- Exercise directions
Select the lines below containing the word "JSON".

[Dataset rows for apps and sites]
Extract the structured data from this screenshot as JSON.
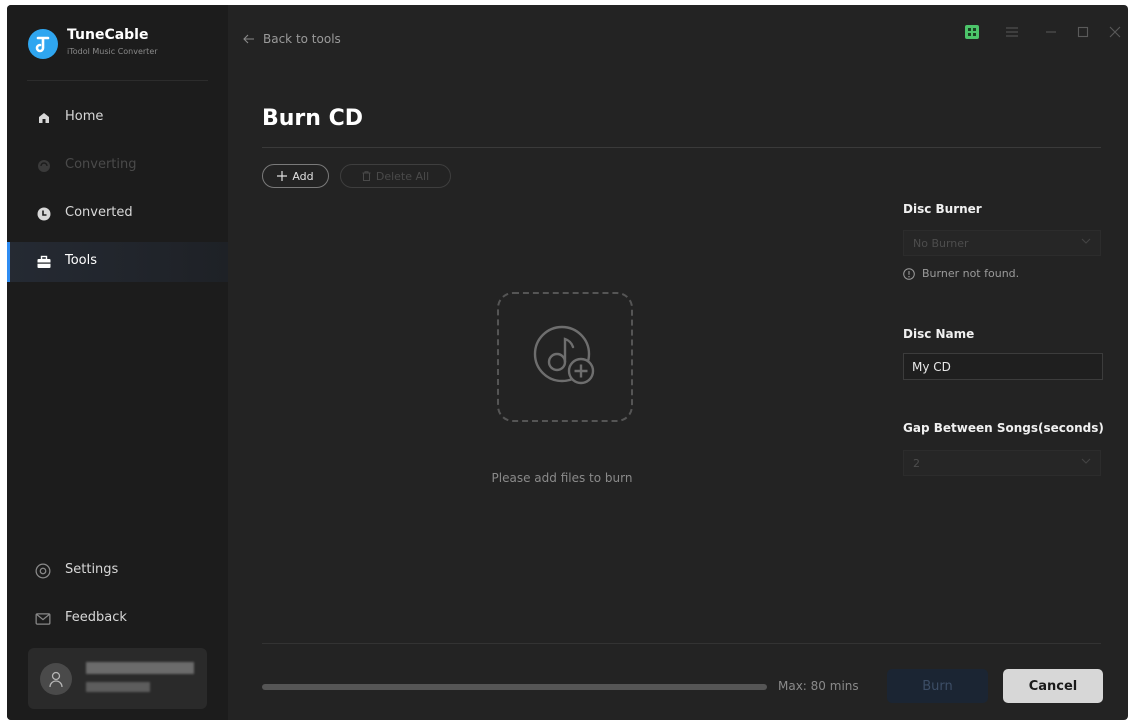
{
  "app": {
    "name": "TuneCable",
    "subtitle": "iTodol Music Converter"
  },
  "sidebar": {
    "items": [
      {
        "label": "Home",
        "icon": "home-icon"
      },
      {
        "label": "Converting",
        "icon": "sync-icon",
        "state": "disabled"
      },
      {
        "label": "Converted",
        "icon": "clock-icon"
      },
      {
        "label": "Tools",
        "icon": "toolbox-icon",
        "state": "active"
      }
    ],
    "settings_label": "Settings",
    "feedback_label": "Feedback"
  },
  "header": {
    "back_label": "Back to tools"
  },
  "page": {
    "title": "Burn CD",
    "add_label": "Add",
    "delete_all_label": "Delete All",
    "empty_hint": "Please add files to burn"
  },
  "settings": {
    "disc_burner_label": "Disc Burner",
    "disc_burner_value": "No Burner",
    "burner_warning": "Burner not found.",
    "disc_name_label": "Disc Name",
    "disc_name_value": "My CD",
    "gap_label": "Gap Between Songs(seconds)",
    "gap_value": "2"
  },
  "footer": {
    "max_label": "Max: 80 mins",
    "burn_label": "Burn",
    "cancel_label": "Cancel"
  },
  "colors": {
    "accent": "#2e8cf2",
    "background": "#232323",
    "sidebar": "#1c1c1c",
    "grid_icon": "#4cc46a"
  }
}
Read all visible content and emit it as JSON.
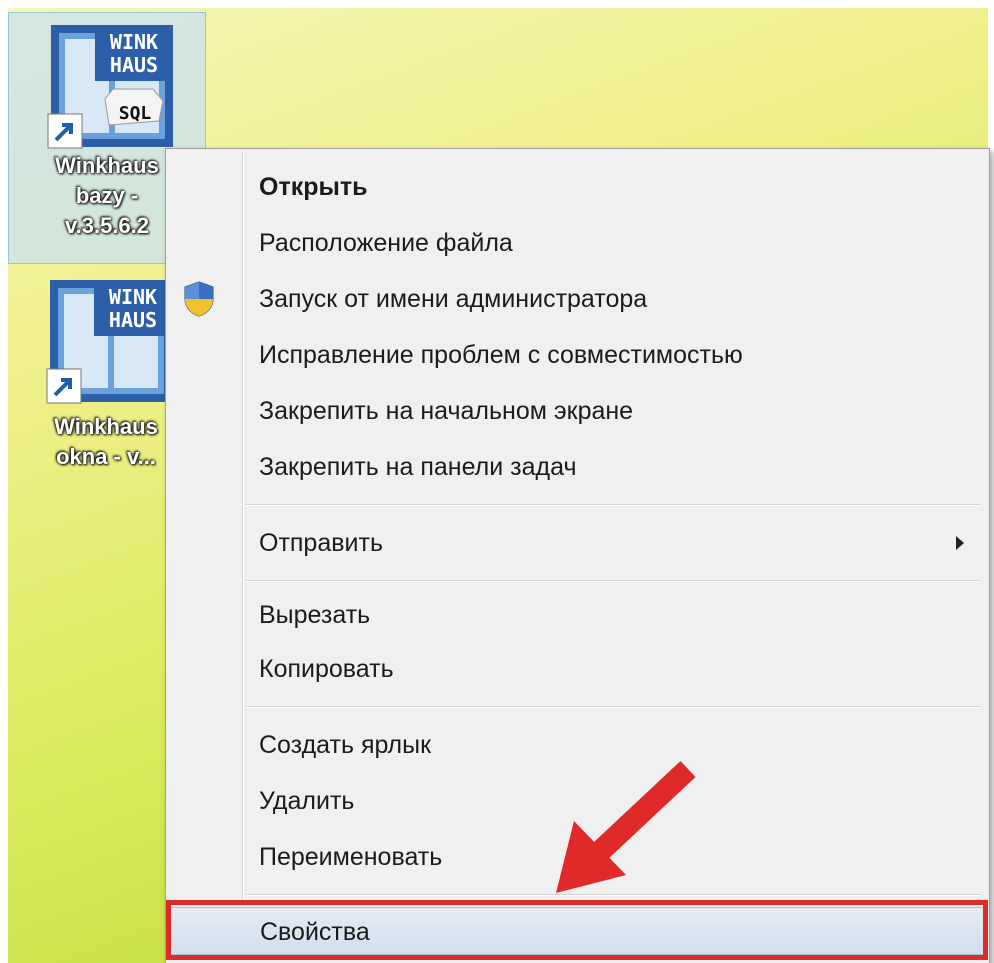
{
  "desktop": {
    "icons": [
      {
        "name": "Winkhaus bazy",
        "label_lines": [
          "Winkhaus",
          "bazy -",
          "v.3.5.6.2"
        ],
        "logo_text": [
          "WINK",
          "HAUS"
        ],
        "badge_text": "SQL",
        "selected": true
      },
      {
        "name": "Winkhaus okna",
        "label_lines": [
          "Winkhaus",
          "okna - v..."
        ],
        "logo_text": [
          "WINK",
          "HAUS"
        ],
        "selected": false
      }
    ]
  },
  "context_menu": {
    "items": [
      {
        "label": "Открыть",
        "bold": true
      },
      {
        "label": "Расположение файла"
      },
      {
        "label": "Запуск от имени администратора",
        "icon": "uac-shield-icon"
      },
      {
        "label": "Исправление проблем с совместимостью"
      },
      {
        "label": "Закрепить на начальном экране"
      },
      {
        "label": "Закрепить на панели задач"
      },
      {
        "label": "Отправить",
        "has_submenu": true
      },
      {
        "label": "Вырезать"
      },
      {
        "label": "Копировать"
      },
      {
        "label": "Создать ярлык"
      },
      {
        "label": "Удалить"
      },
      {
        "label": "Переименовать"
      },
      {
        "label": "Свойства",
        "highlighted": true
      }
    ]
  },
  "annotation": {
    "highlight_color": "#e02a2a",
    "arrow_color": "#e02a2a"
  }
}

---

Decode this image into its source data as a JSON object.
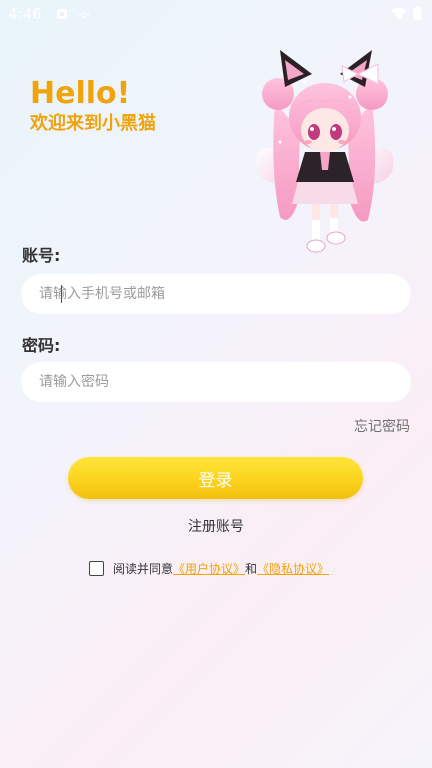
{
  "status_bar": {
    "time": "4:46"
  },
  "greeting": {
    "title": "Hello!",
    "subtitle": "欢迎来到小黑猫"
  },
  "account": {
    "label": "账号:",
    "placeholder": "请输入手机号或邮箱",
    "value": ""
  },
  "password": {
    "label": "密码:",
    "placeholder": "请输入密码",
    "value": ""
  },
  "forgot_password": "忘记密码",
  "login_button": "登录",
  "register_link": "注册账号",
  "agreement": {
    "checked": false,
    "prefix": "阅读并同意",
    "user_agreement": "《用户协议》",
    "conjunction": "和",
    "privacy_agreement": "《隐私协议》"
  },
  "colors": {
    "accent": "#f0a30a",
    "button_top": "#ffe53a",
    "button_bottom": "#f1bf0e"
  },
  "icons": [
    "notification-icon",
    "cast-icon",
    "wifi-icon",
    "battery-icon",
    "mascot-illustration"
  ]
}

- Response to the task
Extract the structured data from this screenshot as JSON.
Read all visible content and emit it as JSON.
Decode this image into its source data as a JSON object.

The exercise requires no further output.